There is more to Sex, Death, and Ethics than simply abortion.  We will investigate euthanasia, AIDS, stripping, prostitution, and promiscuity.  We will read plays as well as textbooks, memoirs, and some short fiction.  You will need to watch several films outside of class.  We will ask more questions that we will answer, but we will also develop our critical thinking skills with essentially contested concepts.  There are no preconceived answers to the questions we will ask.   Our task, properly stated, is to learn how to ask and assess those questions which may turn out to have uncertain answers.  Ethics is the study of how we should live, and questions about these topics are vitally important.  This is a difficult class that will repay your investment.

ETHS 390-14A:  20th Century Contemporary Political Thought
James Read
Examination of political thought throughout the turbulent 20th century, with special attention to writers who theorize about justice and the struggle to achieve it. Topics covered may include: just and unjust wars, imperialism, economic justice, justice in relations between men and women and between members of different racial and ethnic groups. A careful study of the ideas of the 20th century will prepare students to face the new challenges of the 21st century. Prerequisite: 221, equivalent, or consent of instructor.

ETHS 390-15A: Building Fences? Understanding War Refugees, Immigration and National Identity
Marina Martin
This course discusses immigration through the ethical problems it raises and the various forms of social tragedies and moral abuses that come with it in modern society.  Thousands of immigrants lose their lives when trying to reach their destiny abroad.  Do all people have a right to emigrate?  Is the identity and safety of a given nation threatened by the flow of immigrants?  Should nations adopt John Lennon's dream "Imagine all the people sharing all the world?"  Students will be exposed to a selection of readings, films and documentaries dealing with moral issues raised by cultural and ethnic differences.

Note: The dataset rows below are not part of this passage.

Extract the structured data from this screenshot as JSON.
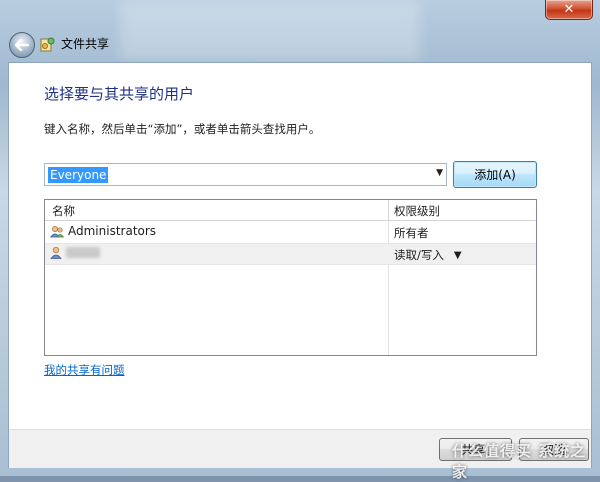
{
  "window": {
    "title": "文件共享",
    "close_glyph": "✕"
  },
  "main": {
    "heading": "选择要与其共享的用户",
    "instruction": "键入名称，然后单击“添加”，或者单击箭头查找用户。",
    "combo_value": "Everyone",
    "add_label": "添加(A)"
  },
  "table": {
    "columns": [
      "名称",
      "权限级别"
    ],
    "rows": [
      {
        "name": "Administrators",
        "permission": "所有者",
        "icon": "user-group-icon"
      },
      {
        "name": "",
        "permission": "读取/写入",
        "icon": "user-icon"
      }
    ]
  },
  "help_link": "我的共享有问题",
  "footer": {
    "share_label": "共享(",
    "cancel_label": "取消"
  },
  "watermark": "什么值得买 系统之家"
}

ETHS 390-16A:  Contemporary Moral Problems:  Lies, Sex, and Work
Kari-Shane Zimmerman
This course attends to contemporary moral problems in the following areas: lies, sex, and work. In exploring these "problem areas" of morality, it also seeks to attend to connections between them and to question whether allowing problems to drive our moral reflection is the best approach when attempting to make good moral judgments. In addition, the course will attend to the relationship between persons, virtues, and acts and between areas of morality typically considered "personal" and those considered to be "social." The approach will be interdisciplinary, but we will accent Christian ethical approaches in the areas of lying, work, and sexuality. Also, additional course goals include (but are not limited to) enhancing students' ability to read texts closely, both critically and charitably, as well as improving students' ability to express themselves both orally and in writing.

HONR 390C-01A:  Reading for Life
Anthony Cunningham
Everyone loves a good story.  Great stories can provide us with far more than mere recreation.  Stories can provide us with rich character portraits that can reveal the subtleties and nuances of what it means to live well and responsibly.  In this course we'll use novels and films to address Socrates' most basic ethical questions, "How should one live?" and "What sort of person should I be?"  We'll do so by attending to all the concrete, particular details of real life and fictional characters thoroughly embroiled in the "business of living."  Reading well offers the possibility of vicarious experience and ultimately, ethical insight. 
Our readings will include: The Crucible (Arthur Miller),
Ransom (David Malouf),
The Remains of the Day (Kazuo Ishiguro),
Beloved (Toni Morrison),
Hecuba (Euripides),
How To Be Good  (Nick Hornby),
Glengarry Glen Ross (David Mamet), and
Cold Mountain (Charles Frazier).

PHI 321-01A:  Moral Philosophy
Stephen Wagner
The meaning of rights and responsibilities, virtues and vices, values and obligations. Questions of good and evil, right and wrong, freedom and determinism. Natural law, utilitarianism and other systematic theories of morally right behavior.